In light of the distinctions between the Federal and New Jersey WARNobligations detailed herein, employers would be well advised to be familiar with the New Jersey statute when considering a plant shutdown or mass layoff in New Jersey, rather than to rely solely on compliance with Federal WARN. 1 "The role of the Department of Labor and Workforce Development under [the NJ WARN Act] is limited to (1) dispatching the rapid response team to, among other things, provide appropriate information, referral and counseling to workers who are subject to plant closings or mass layoffs and (2) making available to employers the form upon which notification shall be provided under [the Act]."NJ Mass Layoff Notification Form (3/13/08).

2 With respect to employment losses occurring before or after the sale, "[t]he seller is responsible for providing notice of any plant closing or mass layoff which takes place up to and including the effective date (time) of the same, and the buyer is responsible for providing notice of any plant closing or mass layoff that takes place thereafter. It may be prudent for the buyer and seller to determine the impacts of the sale on workers, and to arrange between them for advance notice to be given to affected employees or their representative(s), if a mass layoff or plant closing is planned."29 C.F.R. § 639.4(c).

Patrick G. Brady is a Member of the Firm in the Labor and Employment practice in the firm's Newark office.
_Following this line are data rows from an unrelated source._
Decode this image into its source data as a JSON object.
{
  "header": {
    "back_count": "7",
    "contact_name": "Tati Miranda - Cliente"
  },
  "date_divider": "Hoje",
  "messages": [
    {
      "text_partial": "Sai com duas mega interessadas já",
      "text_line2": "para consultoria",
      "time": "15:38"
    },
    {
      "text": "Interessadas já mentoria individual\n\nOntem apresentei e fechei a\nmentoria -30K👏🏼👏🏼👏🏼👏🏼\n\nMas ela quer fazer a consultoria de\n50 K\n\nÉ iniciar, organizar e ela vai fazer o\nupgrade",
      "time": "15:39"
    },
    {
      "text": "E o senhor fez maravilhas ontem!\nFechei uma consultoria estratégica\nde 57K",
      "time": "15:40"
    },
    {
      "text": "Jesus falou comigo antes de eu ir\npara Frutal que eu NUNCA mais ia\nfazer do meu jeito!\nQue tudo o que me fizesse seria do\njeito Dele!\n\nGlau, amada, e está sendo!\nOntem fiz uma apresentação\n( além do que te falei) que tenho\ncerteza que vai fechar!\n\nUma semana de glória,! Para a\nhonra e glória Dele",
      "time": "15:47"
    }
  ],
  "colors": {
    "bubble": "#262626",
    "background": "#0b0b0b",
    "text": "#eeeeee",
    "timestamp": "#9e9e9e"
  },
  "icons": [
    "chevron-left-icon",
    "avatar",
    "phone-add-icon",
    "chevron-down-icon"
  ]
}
Suzanne K. Brown is an Associate in the Firm's Labor and Employment practice in the firm's Newark office.

Please email the authors at pbrady@ebglaw.com or skbrown@ebglaw.com with questions about this article.